Excerpts from an interface dataset
►

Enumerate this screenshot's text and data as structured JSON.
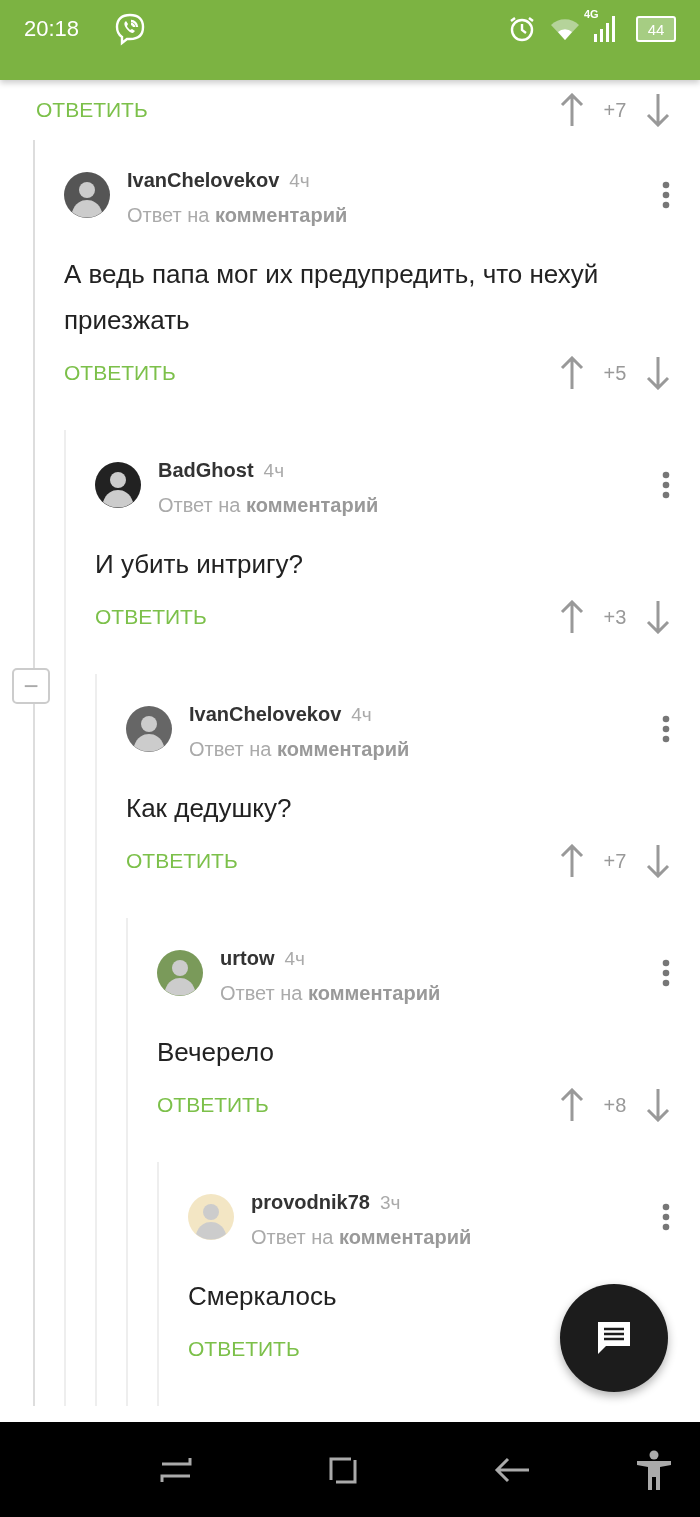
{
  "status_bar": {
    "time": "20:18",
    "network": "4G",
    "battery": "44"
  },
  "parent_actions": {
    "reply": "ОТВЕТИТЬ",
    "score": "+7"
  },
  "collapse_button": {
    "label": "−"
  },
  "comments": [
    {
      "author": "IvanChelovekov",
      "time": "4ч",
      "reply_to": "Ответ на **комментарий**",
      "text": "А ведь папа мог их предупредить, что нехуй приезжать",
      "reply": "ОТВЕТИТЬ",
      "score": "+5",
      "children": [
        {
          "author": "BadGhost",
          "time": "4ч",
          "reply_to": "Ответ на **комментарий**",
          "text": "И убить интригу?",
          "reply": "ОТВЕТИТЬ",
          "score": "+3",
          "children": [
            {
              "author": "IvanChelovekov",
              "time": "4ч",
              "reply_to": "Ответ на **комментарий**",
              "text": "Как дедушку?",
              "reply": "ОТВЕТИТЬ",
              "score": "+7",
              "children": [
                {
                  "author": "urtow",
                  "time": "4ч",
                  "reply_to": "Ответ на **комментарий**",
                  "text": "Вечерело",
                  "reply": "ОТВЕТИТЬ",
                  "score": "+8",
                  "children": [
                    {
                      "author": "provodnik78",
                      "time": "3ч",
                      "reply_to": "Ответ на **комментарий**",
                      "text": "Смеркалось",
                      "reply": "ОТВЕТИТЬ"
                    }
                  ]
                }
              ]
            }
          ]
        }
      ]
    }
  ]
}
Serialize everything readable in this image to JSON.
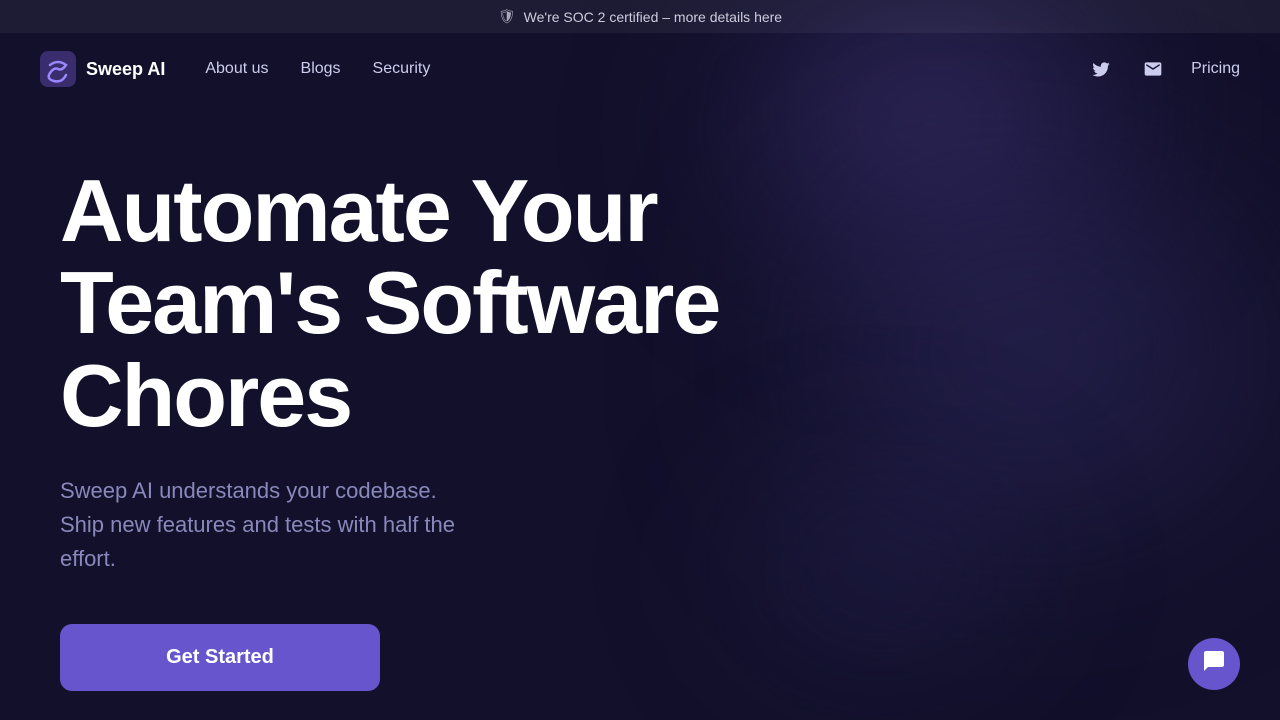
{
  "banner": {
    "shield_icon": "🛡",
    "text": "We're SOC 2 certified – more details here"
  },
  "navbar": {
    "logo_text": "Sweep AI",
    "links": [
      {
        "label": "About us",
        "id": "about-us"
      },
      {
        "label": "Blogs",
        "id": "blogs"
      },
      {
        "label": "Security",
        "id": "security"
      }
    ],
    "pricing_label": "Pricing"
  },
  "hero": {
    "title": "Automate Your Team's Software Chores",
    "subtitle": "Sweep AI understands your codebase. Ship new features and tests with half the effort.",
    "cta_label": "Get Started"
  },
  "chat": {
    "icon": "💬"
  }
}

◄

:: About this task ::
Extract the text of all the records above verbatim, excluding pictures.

:: Answer to the problem ::
Enumerate this screenshot's text and data as structured JSON.
{
  "status_bar": {
    "time": "20:18",
    "network": "4G",
    "battery": "44"
  },
  "parent_actions": {
    "reply": "ОТВЕТИТЬ",
    "score": "+7"
  },
  "collapse_button": {
    "label": "−"
  },
  "comments": [
    {
      "author": "IvanChelovekov",
      "time": "4ч",
      "reply_to": "Ответ на **комментарий**",
      "text": "А ведь папа мог их предупредить, что нехуй приезжать",
      "reply": "ОТВЕТИТЬ",
      "score": "+5",
      "children": [
        {
          "author": "BadGhost",
          "time": "4ч",
          "reply_to": "Ответ на **комментарий**",
          "text": "И убить интригу?",
          "reply": "ОТВЕТИТЬ",
          "score": "+3",
          "children": [
            {
              "author": "IvanChelovekov",
              "time": "4ч",
              "reply_to": "Ответ на **комментарий**",
              "text": "Как дедушку?",
              "reply": "ОТВЕТИТЬ",
              "score": "+7",
              "children": [
                {
                  "author": "urtow",
                  "time": "4ч",
                  "reply_to": "Ответ на **комментарий**",
                  "text": "Вечерело",
                  "reply": "ОТВЕТИТЬ",
                  "score": "+8",
                  "children": [
                    {
                      "author": "provodnik78",
                      "time": "3ч",
                      "reply_to": "Ответ на **комментарий**",
                      "text": "Смеркалось",
                      "reply": "ОТВЕТИТЬ"
                    }
                  ]
                }
              ]
            }
          ]
        }
      ]
    }
  ]
}
Serialize everything readable in this image to JSON.
{
  "banner": {
    "shield_icon": "🛡",
    "text": "We're SOC 2 certified – more details here"
  },
  "navbar": {
    "logo_text": "Sweep AI",
    "links": [
      {
        "label": "About us",
        "id": "about-us"
      },
      {
        "label": "Blogs",
        "id": "blogs"
      },
      {
        "label": "Security",
        "id": "security"
      }
    ],
    "pricing_label": "Pricing"
  },
  "hero": {
    "title": "Automate Your Team's Software Chores",
    "subtitle": "Sweep AI understands your codebase. Ship new features and tests with half the effort.",
    "cta_label": "Get Started"
  },
  "chat": {
    "icon": "💬"
  }
}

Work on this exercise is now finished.